- What the task requires:
Write the entries out again. Each one must match exactly.

- Provided data:
***

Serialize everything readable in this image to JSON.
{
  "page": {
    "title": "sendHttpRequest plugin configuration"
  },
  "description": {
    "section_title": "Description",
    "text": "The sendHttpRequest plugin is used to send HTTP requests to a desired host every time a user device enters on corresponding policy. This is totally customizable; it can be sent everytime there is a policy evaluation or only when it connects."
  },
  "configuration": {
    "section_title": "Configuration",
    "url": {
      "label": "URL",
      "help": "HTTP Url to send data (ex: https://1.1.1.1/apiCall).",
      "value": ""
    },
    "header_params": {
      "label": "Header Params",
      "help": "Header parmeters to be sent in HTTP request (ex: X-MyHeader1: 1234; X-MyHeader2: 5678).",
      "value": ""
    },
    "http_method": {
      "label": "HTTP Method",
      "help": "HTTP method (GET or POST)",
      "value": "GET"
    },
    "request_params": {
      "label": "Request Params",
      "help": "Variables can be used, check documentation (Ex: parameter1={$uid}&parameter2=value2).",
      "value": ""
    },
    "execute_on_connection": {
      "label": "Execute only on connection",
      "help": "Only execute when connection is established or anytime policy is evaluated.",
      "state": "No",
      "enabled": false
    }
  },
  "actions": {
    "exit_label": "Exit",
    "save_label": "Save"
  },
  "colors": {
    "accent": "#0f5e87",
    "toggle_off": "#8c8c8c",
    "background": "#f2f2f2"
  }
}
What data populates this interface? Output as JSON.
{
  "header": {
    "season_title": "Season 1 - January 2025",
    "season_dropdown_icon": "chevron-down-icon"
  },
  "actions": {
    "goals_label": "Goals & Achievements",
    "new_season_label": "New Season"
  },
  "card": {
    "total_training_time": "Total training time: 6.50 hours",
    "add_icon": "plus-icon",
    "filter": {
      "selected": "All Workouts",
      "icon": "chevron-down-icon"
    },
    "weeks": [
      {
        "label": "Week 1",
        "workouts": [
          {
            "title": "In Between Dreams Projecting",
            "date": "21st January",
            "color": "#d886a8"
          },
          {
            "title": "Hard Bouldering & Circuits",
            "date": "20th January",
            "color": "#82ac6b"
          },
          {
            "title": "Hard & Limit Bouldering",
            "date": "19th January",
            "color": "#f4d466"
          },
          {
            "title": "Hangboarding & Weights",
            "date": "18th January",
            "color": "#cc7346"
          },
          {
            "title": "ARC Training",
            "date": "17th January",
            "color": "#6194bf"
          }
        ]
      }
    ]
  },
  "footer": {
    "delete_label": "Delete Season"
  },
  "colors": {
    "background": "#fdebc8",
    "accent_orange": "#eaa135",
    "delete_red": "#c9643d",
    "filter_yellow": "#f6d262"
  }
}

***

- Expected output:
Serialize everything readable in this image to JSON.
{
  "page": {
    "title": "sendHttpRequest plugin configuration"
  },
  "description": {
    "section_title": "Description",
    "text": "The sendHttpRequest plugin is used to send HTTP requests to a desired host every time a user device enters on corresponding policy. This is totally customizable; it can be sent everytime there is a policy evaluation or only when it connects."
  },
  "configuration": {
    "section_title": "Configuration",
    "url": {
      "label": "URL",
      "help": "HTTP Url to send data (ex: https://1.1.1.1/apiCall).",
      "value": ""
    },
    "header_params": {
      "label": "Header Params",
      "help": "Header parmeters to be sent in HTTP request (ex: X-MyHeader1: 1234; X-MyHeader2: 5678).",
      "value": ""
    },
    "http_method": {
      "label": "HTTP Method",
      "help": "HTTP method (GET or POST)",
      "value": "GET"
    },
    "request_params": {
      "label": "Request Params",
      "help": "Variables can be used, check documentation (Ex: parameter1={$uid}&parameter2=value2).",
      "value": ""
    },
    "execute_on_connection": {
      "label": "Execute only on connection",
      "help": "Only execute when connection is established or anytime policy is evaluated.",
      "state": "No",
      "enabled": false
    }
  },
  "actions": {
    "exit_label": "Exit",
    "save_label": "Save"
  },
  "colors": {
    "accent": "#0f5e87",
    "toggle_off": "#8c8c8c",
    "background": "#f2f2f2"
  }
}
What data populates this interface? Output as JSON.
{
  "header": {
    "season_title": "Season 1 - January 2025",
    "season_dropdown_icon": "chevron-down-icon"
  },
  "actions": {
    "goals_label": "Goals & Achievements",
    "new_season_label": "New Season"
  },
  "card": {
    "total_training_time": "Total training time: 6.50 hours",
    "add_icon": "plus-icon",
    "filter": {
      "selected": "All Workouts",
      "icon": "chevron-down-icon"
    },
    "weeks": [
      {
        "label": "Week 1",
        "workouts": [
          {
            "title": "In Between Dreams Projecting",
            "date": "21st January",
            "color": "#d886a8"
          },
          {
            "title": "Hard Bouldering & Circuits",
            "date": "20th January",
            "color": "#82ac6b"
          },
          {
            "title": "Hard & Limit Bouldering",
            "date": "19th January",
            "color": "#f4d466"
          },
          {
            "title": "Hangboarding & Weights",
            "date": "18th January",
            "color": "#cc7346"
          },
          {
            "title": "ARC Training",
            "date": "17th January",
            "color": "#6194bf"
          }
        ]
      }
    ]
  },
  "footer": {
    "delete_label": "Delete Season"
  },
  "colors": {
    "background": "#fdebc8",
    "accent_orange": "#eaa135",
    "delete_red": "#c9643d",
    "filter_yellow": "#f6d262"
  }
}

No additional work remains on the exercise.